The hubs mount to the rear arm with a spacer in the front and rear of them. The hinge pin is held in place with a small button head screw.
When it came time to put together the camber and steering links, I put a small dab of grease in all the ball cups where the turnbuckle threads in. Then I assembled them all the same, screwed in the ball cups until they were reach the smooth section of the turnbuckle. Mounted all the links on the car then with digital calipers an using my turnbuckle wrench, adjusted each link to the length the manual suggest.
All the links looking nice once they were adjusted to the correct initial length.
The front shock tower mounted to the top plate with four countersunk screws. The shock mounts are initially set to the middle hole on the tower.

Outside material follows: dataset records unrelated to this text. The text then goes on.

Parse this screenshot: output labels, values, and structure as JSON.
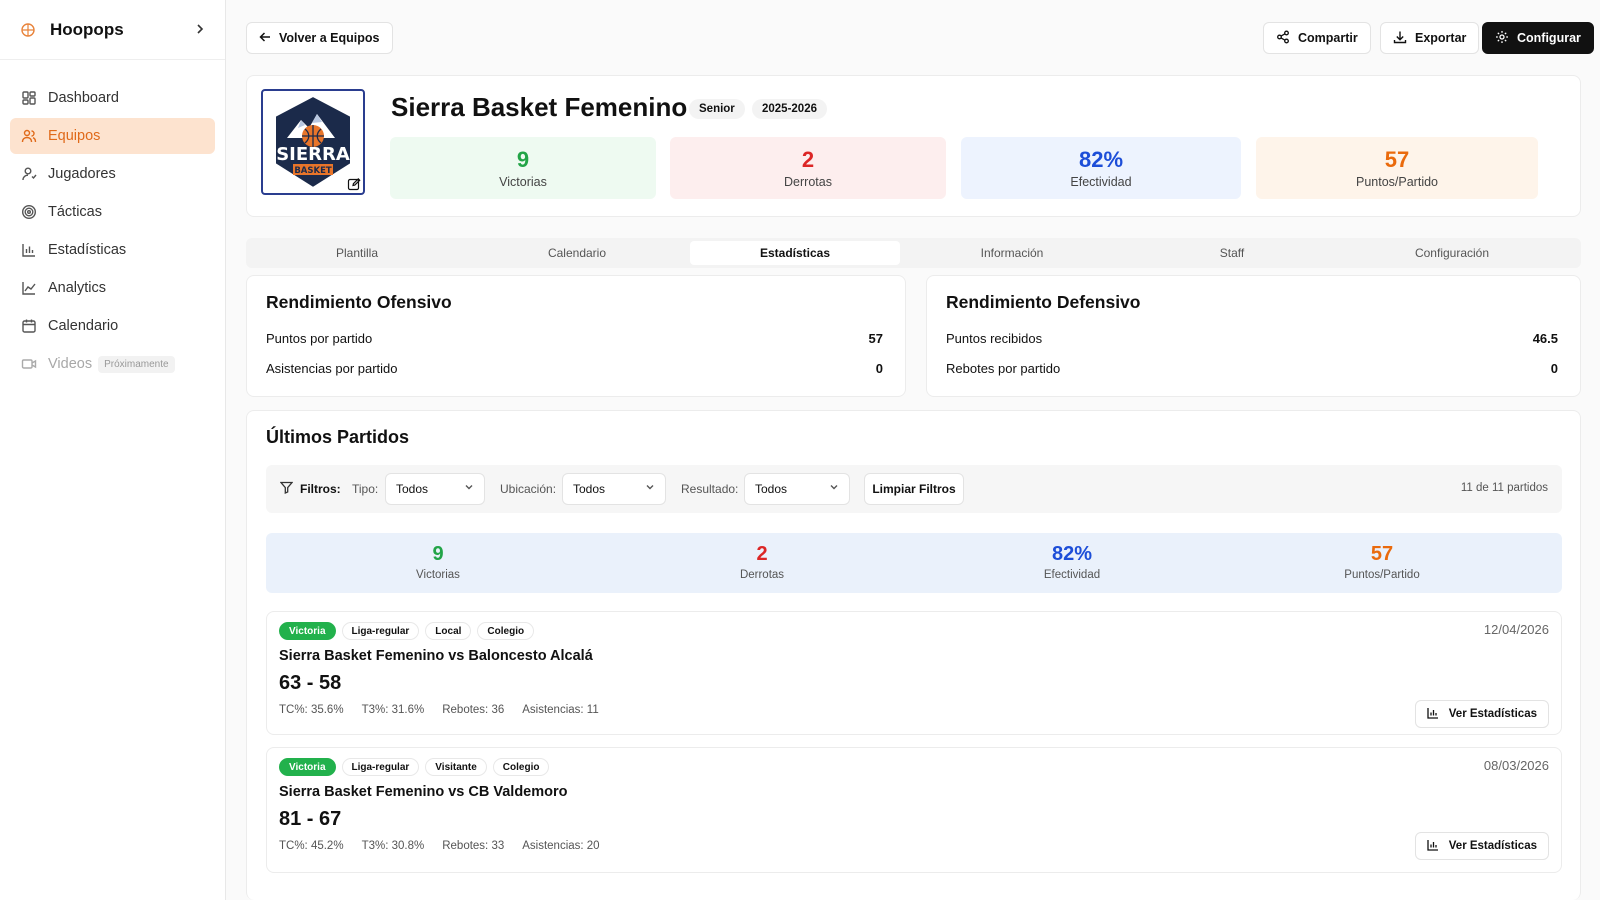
{
  "sidebar": {
    "brand": "Hoopops",
    "items": [
      {
        "label": "Dashboard"
      },
      {
        "label": "Equipos"
      },
      {
        "label": "Jugadores"
      },
      {
        "label": "Tácticas"
      },
      {
        "label": "Estadísticas"
      },
      {
        "label": "Analytics"
      },
      {
        "label": "Calendario"
      },
      {
        "label": "Videos",
        "badge": "Próximamente"
      }
    ]
  },
  "topbar": {
    "back": "Volver a Equipos",
    "share": "Compartir",
    "export": "Exportar",
    "configure": "Configurar"
  },
  "team": {
    "name": "Sierra Basket Femenino",
    "category": "Senior",
    "season": "2025-2026",
    "logo_text_main": "SIERRA",
    "logo_text_sub": "BASKET",
    "stats": [
      {
        "value": "9",
        "label": "Victorias"
      },
      {
        "value": "2",
        "label": "Derrotas"
      },
      {
        "value": "82%",
        "label": "Efectividad"
      },
      {
        "value": "57",
        "label": "Puntos/Partido"
      }
    ]
  },
  "tabs": [
    "Plantilla",
    "Calendario",
    "Estadísticas",
    "Información",
    "Staff",
    "Configuración"
  ],
  "offense": {
    "title": "Rendimiento Ofensivo",
    "rows": [
      {
        "label": "Puntos por partido",
        "value": "57"
      },
      {
        "label": "Asistencias por partido",
        "value": "0"
      }
    ]
  },
  "defense": {
    "title": "Rendimiento Defensivo",
    "rows": [
      {
        "label": "Puntos recibidos",
        "value": "46.5"
      },
      {
        "label": "Rebotes por partido",
        "value": "0"
      }
    ]
  },
  "games": {
    "title": "Últimos Partidos",
    "filters": {
      "label": "Filtros:",
      "type_label": "Tipo:",
      "type_value": "Todos",
      "location_label": "Ubicación:",
      "location_value": "Todos",
      "result_label": "Resultado:",
      "result_value": "Todos",
      "clear": "Limpiar Filtros",
      "count": "11 de 11 partidos"
    },
    "summary": [
      {
        "value": "9",
        "label": "Victorias"
      },
      {
        "value": "2",
        "label": "Derrotas"
      },
      {
        "value": "82%",
        "label": "Efectividad"
      },
      {
        "value": "57",
        "label": "Puntos/Partido"
      }
    ],
    "matches": [
      {
        "tags": [
          "Victoria",
          "Liga-regular",
          "Local",
          "Colegio"
        ],
        "date": "12/04/2026",
        "title": "Sierra Basket Femenino vs Baloncesto Alcalá",
        "score": "63 - 58",
        "stats": [
          "TC%: 35.6%",
          "T3%: 31.6%",
          "Rebotes: 36",
          "Asistencias: 11"
        ],
        "button": "Ver Estadísticas"
      },
      {
        "tags": [
          "Victoria",
          "Liga-regular",
          "Visitante",
          "Colegio"
        ],
        "date": "08/03/2026",
        "title": "Sierra Basket Femenino vs CB Valdemoro",
        "score": "81 - 67",
        "stats": [
          "TC%: 45.2%",
          "T3%: 30.8%",
          "Rebotes: 33",
          "Asistencias: 20"
        ],
        "button": "Ver Estadísticas"
      }
    ]
  },
  "colors": {
    "accent": "#e06a1a",
    "win": "#22a447",
    "loss": "#dc2626",
    "efficiency": "#1d4ed8",
    "points": "#ea6a0c"
  },
  "icons": [
    "basketball-icon",
    "chevron-right-icon",
    "dashboard-icon",
    "users-icon",
    "user-icon",
    "target-icon",
    "bar-chart-icon",
    "line-chart-icon",
    "calendar-icon",
    "video-icon",
    "arrow-left-icon",
    "share-icon",
    "download-icon",
    "gear-icon",
    "edit-icon",
    "filter-icon",
    "chevron-down-icon"
  ]
}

The rear shock tower mounts the same way to the back of the transmission case. The shock mounts are mounted to the middle hole on the tower. Four screws hold the wing mounts onto the shock tower.
When I build shocks, I always find it easiest to mount the o-ring assembly and end cap backwards on a shock shaft and put a drop or two of shock oil to easily insert it into the shock body. Everything goes together nice, straight and quickly.
I always let my shocks sit at least 15 minutes to let all the air bubbles in the oil to work themselves out.
The shock bleeding process was simple and quick using the small bleed screw located on the plastic end caps.
The rear shocks mount to the suspension arm inside hole using the short eyelet on the shock shaft.
The front shocks mount to the suspension arm’s outside hole using the LONG eyelet on the shock shaft.
The motor and gear cover are installed next. Initial testing will be done with a 7.5-turn modified motor. But I suspect my B6D will spend most of its time racing in stock.
The battery mounting system on the B6D is pretty versatile. The steel battery strap shoulder screw is adjustable for multiple battery pack heights and has a forward mounting hole for the laydown transmission and rear mounting position for the stand up transmission. The battery strap incorporates multiple mounting holes to fine tune the batteries position and effect it will have on the weight bias.
Voila! There you have it folks. The B6D is almost ready for action, it just needs to be wired up. The body is off being painted by Charlie V at CBuilt Designs and wheels and tires are being supplied by Pro-Line. Look out for the B6 and B6D dual review in the November issue of RC Car Action. Stay tuned!